'This is a stirring, touching film but it stays impressively away from overt manipulation.'
'It is a film about smarts,' says Raja Sen after watching Dallas Buyers Club.
Somewhere around the middle of Dallas Buyers Club, the protagonist slips on a clerical collar, his moustache gravely weighed down to cover what may unmistakably be declared a sinner's grin.
A man caught smuggling medicines into America, he solemnly gives his word that they are all for his personal consumption.
He swears with the kind of loud sincerity only the charlatan can muster, and -- just as soon as he's out of earshot -- is selling unapproved drugs.
This man, Ron Woodroof, is a decidedly unlikely hero, a man who stumbles upon his nobility via efficiency and denial, a man who refuses to accept the fate handed to him, and, most importantly, a man willing to learn and to share.

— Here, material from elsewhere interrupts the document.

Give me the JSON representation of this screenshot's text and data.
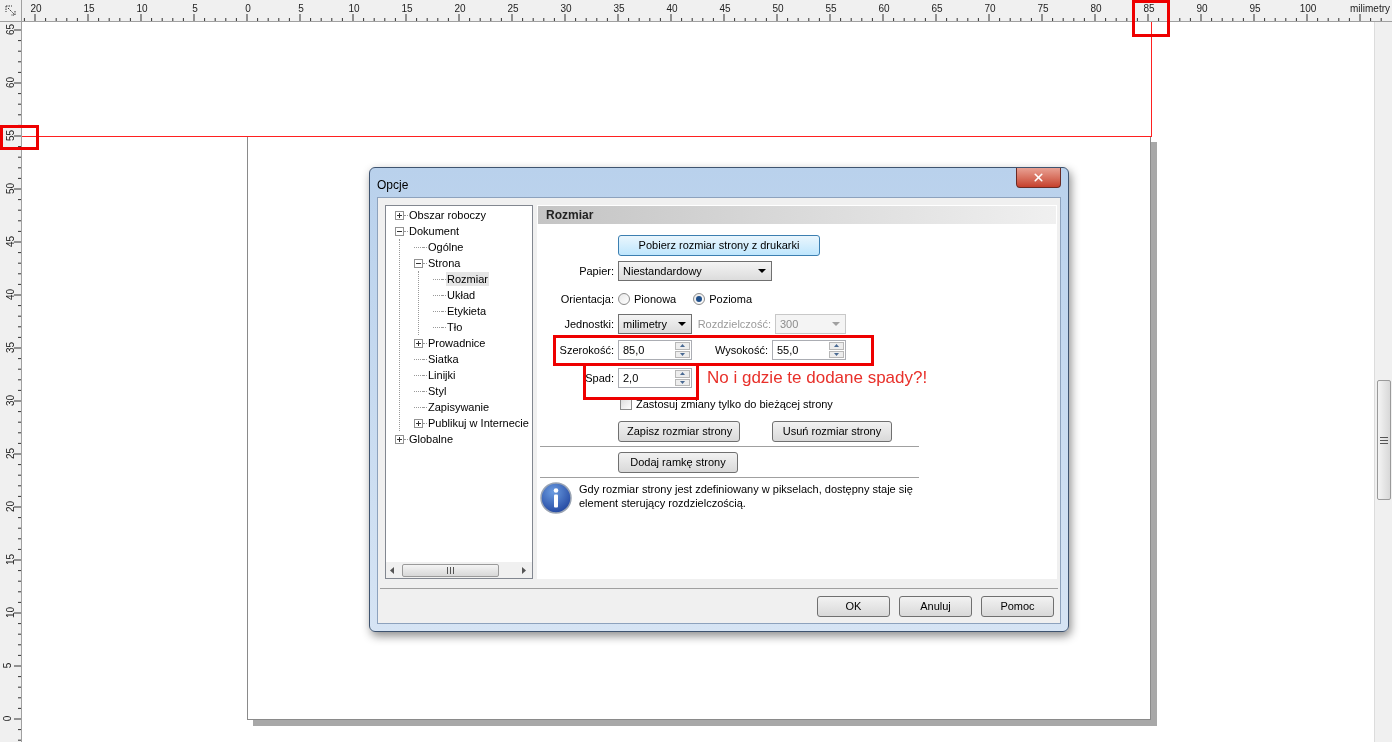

He drinks hard, screws hard and harbours rodeo dreams till he learns he's running out of time, fast.
Director Jean-Marc Vallee's film is the inspiring true story of Woodroof and his quest to bring the right healthcare to AIDS patients at a time when America's Food and Drug Administration seemed unwilling to do the same.
And while he was indeed a pioneer, the true strength of Vallee's film is the way it doesn't shy away from showing Woodroof's less likeable side.
And there's a lot to flinch at, from his brutal homophobia to his rattlesnake lifestyle and his (initially) obnoxious cockiness.
The year is 1986, Americans are just beginning to come to terms with the fact that Rock Hudson has died of AIDS, but Woodroof mourns the number of women Hudson could have conquered if straight.
And then he -- an electrician with a fondness for shortcuts -- is told he has AIDS and has 30 days to live.
Vallee's film gives us the character, warts and all, but even more importantly keeps the focus on his decisions.
A scavenger, his first reaction (after yelling at doctors defiantly) is to read up on AIDS and HIV, after which he starts learning about medication. He realises that the medication approved by the FDA isn't what he needs, and,
Woodroof is indeed doing something huge, but the film scores by refusing to sentimentalise his actions; he starts off doing what's best for himself, and then finds an opportunity.
Nobility or altruism isn't a part of his plan, but he clings to the idea of helping people because -- like the rest of his decisions -- isn't that the only way forward?
This is a stirring, touching film but -- unlike say its fellow Oscar nominee, the well-crafted 12 Years A Slave -- it stays impressively away from overt manipulation.
Dallas Buyers Club is a film about smarts.
It's also a film about swagger. Matthew McConaughey drains himself out to play Woodroof, losing a couple of dozen kilos of weight, but despite his impoverished form, wears his hat high and keeps his hubris impossibly alive.
He's gaunt as a grasshopper, and yet plays the character as if his name were Eastwoodroof, with a world-beating swagger and a stetson. It's a striking performance, a character confident and unpredictable and clever and so goddamned charming.
Charming enough to take a painting of flowers along for a date when he doesn't have time to stop for a bouquet.
Woodroof finds a partner in Rayon -- a punk-rock transsexual played with both Eltonian flamboyance and wonderful fragility by Jared Leto -- and the two change the world around them even as their words affectionately head for each other's throats.
Jennifer Garner plays a doctor who eventually swings over to their side, and despite an underwritten character with a weak, almost-romantic subplot, the actress is suitably helpless enough for the audience to empathise with.
Like McConaughey in the film, the real Ron Woodroof outlasted his death sentence by a fair bit, going on to live for 7 years instead of the month the doctors allotted.
In that bit he helped many a sufferer, but his motivations were as fundamental as can be: he wanted to survive, to defy death. Saving lives along the way felt like an inevitability.
Now that's the film's knockout punch.